_Problem requirements_:
Read the records below and copy each line that contains "count".

*** Opening Data listing ***

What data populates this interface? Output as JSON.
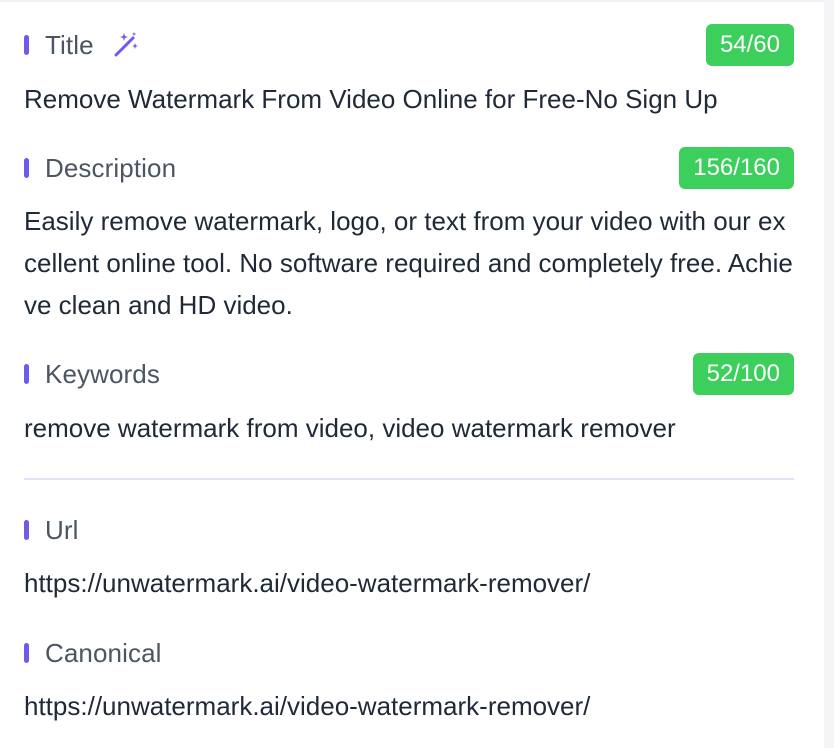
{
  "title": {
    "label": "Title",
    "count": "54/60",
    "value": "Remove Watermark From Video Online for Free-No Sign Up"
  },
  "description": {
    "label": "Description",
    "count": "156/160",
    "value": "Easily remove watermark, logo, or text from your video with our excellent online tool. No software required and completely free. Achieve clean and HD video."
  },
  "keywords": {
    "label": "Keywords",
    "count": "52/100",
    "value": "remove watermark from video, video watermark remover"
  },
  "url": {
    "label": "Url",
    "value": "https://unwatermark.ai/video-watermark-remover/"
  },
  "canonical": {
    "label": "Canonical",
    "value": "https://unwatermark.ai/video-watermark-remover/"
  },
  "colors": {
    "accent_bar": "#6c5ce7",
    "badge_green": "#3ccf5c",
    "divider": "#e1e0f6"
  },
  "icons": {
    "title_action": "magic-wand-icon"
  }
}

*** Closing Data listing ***
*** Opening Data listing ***

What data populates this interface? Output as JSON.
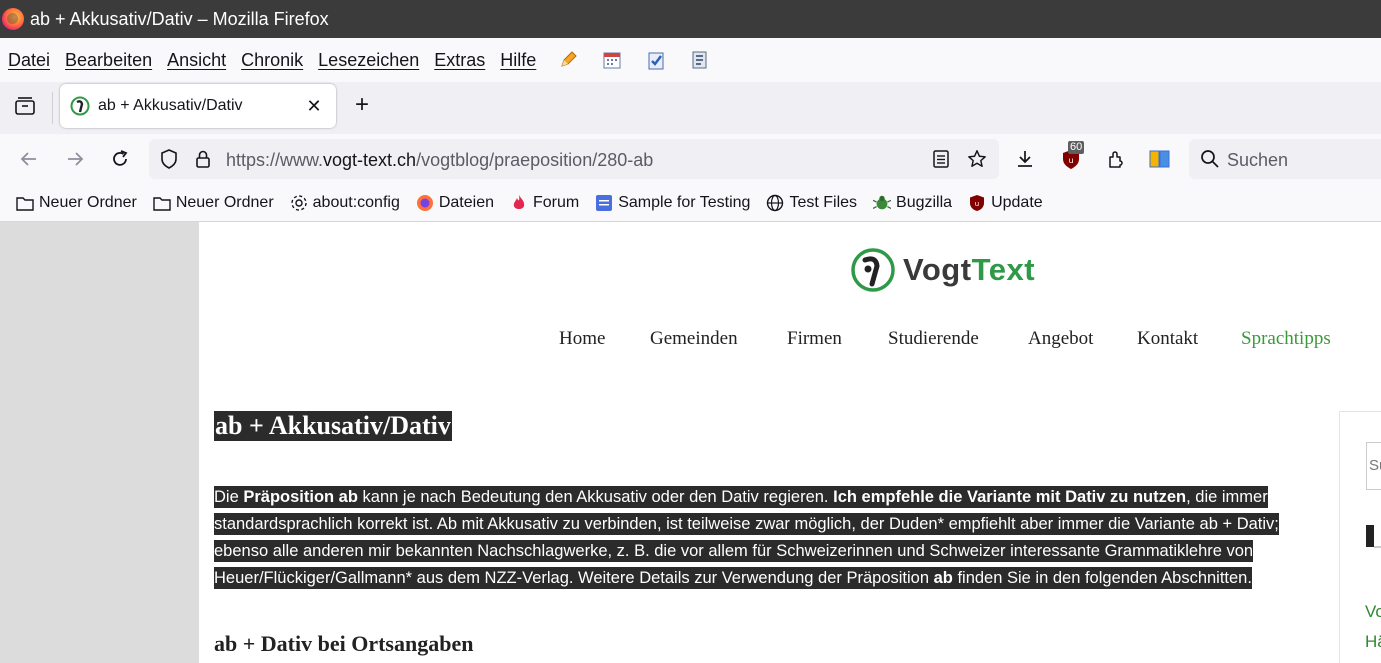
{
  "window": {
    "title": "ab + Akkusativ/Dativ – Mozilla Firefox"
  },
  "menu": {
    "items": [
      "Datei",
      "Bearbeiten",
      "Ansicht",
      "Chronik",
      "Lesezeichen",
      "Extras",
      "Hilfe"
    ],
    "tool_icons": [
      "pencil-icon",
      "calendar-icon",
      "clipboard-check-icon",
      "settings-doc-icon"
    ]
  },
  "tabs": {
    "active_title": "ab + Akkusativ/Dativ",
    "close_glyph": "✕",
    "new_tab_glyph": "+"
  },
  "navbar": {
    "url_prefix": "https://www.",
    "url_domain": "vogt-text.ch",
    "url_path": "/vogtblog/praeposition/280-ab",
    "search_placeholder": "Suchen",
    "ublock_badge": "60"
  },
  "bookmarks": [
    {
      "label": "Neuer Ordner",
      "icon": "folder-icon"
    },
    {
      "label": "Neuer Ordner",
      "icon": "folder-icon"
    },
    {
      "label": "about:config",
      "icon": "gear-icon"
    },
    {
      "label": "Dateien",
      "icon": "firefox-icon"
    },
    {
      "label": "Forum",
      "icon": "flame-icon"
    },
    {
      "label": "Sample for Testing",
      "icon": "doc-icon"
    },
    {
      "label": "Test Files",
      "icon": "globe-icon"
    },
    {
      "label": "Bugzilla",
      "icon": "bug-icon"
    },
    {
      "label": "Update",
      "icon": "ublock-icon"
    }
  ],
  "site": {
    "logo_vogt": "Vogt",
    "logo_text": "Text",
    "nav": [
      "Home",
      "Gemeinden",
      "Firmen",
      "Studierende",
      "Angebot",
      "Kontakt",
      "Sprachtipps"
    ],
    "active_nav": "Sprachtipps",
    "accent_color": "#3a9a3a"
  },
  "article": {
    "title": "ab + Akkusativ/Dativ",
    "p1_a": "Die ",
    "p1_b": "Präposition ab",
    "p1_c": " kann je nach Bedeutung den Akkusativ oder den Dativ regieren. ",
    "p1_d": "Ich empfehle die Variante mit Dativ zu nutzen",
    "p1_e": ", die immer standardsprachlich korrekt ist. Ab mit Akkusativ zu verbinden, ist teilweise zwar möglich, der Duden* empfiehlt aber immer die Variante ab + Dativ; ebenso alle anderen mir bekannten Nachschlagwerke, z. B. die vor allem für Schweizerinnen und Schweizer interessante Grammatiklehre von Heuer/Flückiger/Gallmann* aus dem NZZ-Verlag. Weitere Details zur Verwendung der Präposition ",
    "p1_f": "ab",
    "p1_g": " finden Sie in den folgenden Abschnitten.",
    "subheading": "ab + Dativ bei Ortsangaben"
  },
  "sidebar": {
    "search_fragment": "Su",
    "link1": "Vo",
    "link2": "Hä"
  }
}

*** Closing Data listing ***

_Answer for the task_:
    "count": "54/60",
    "count": "156/160",
    "count": "52/100",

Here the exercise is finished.